Exercise aim ▸ For the word "bread", state how many lines of the listing below contain it. Give the number and nothing more.

Data listing ▸
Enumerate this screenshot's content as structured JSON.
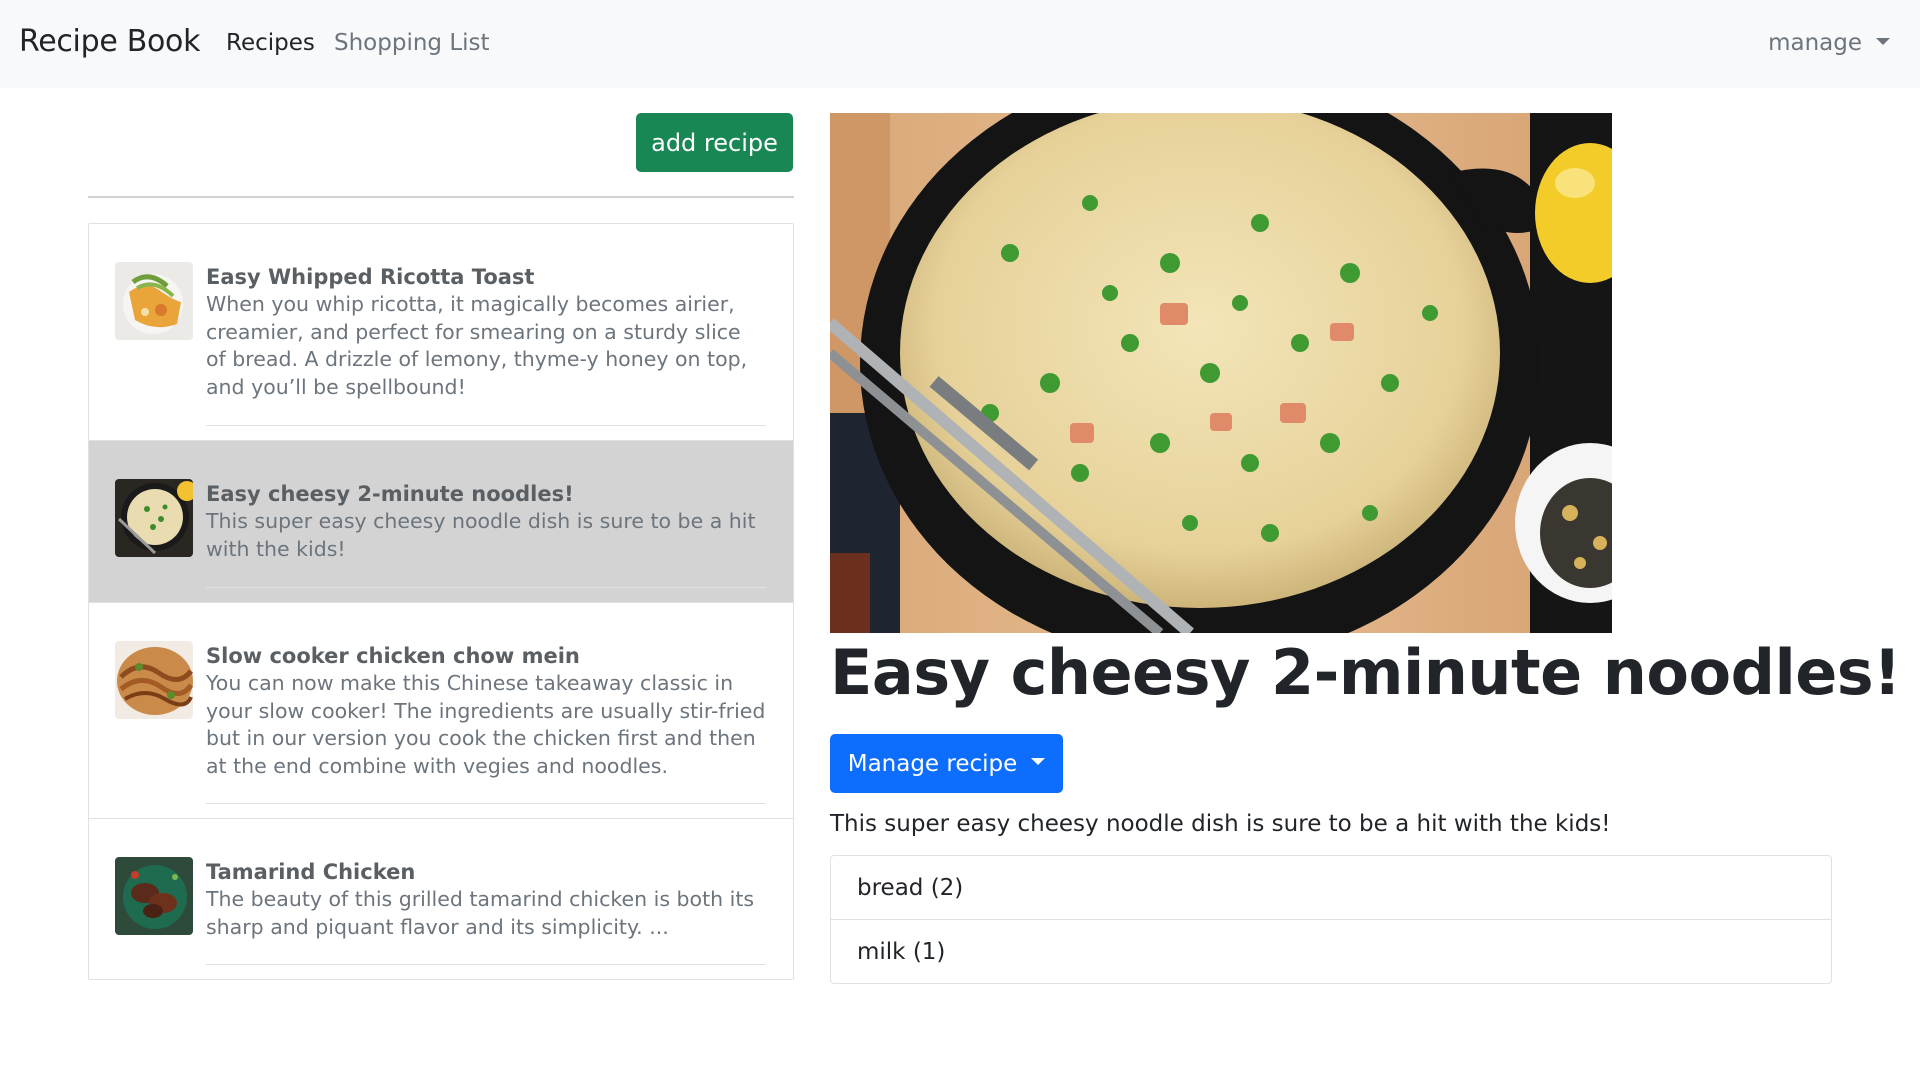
{
  "navbar": {
    "brand": "Recipe Book",
    "links": [
      {
        "label": "Recipes",
        "active": true
      },
      {
        "label": "Shopping List",
        "active": false
      }
    ],
    "manage_label": "manage"
  },
  "sidebar": {
    "add_button_label": "add recipe",
    "recipes": [
      {
        "title": "Easy Whipped Ricotta Toast",
        "description": "When you whip ricotta, it magically becomes airier, creamier, and perfect for smearing on a sturdy slice of bread. A drizzle of lemony, thyme-y honey on top, and you’ll be spellbound!",
        "active": false
      },
      {
        "title": "Easy cheesy 2-minute noodles!",
        "description": "This super easy cheesy noodle dish is sure to be a hit with the kids!",
        "active": true
      },
      {
        "title": "Slow cooker chicken chow mein",
        "description": "You can now make this Chinese takeaway classic in your slow cooker! The ingredients are usually stir-fried but in our version you cook the chicken first and then at the end combine with vegies and noodles.",
        "active": false
      },
      {
        "title": "Tamarind Chicken",
        "description": "The beauty of this grilled tamarind chicken is both its sharp and piquant flavor and its simplicity. ...",
        "active": false
      }
    ]
  },
  "detail": {
    "title": "Easy cheesy 2-minute noodles!",
    "manage_button_label": "Manage recipe",
    "description": "This super easy cheesy noodle dish is sure to be a hit with the kids!",
    "ingredients": [
      "bread (2)",
      "milk (1)"
    ]
  },
  "colors": {
    "navbar_bg": "#f8f9fa",
    "add_button": "#198754",
    "manage_button": "#0d6efd",
    "active_item_bg": "#d3d3d3"
  }
}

Exercise answer ▸ 2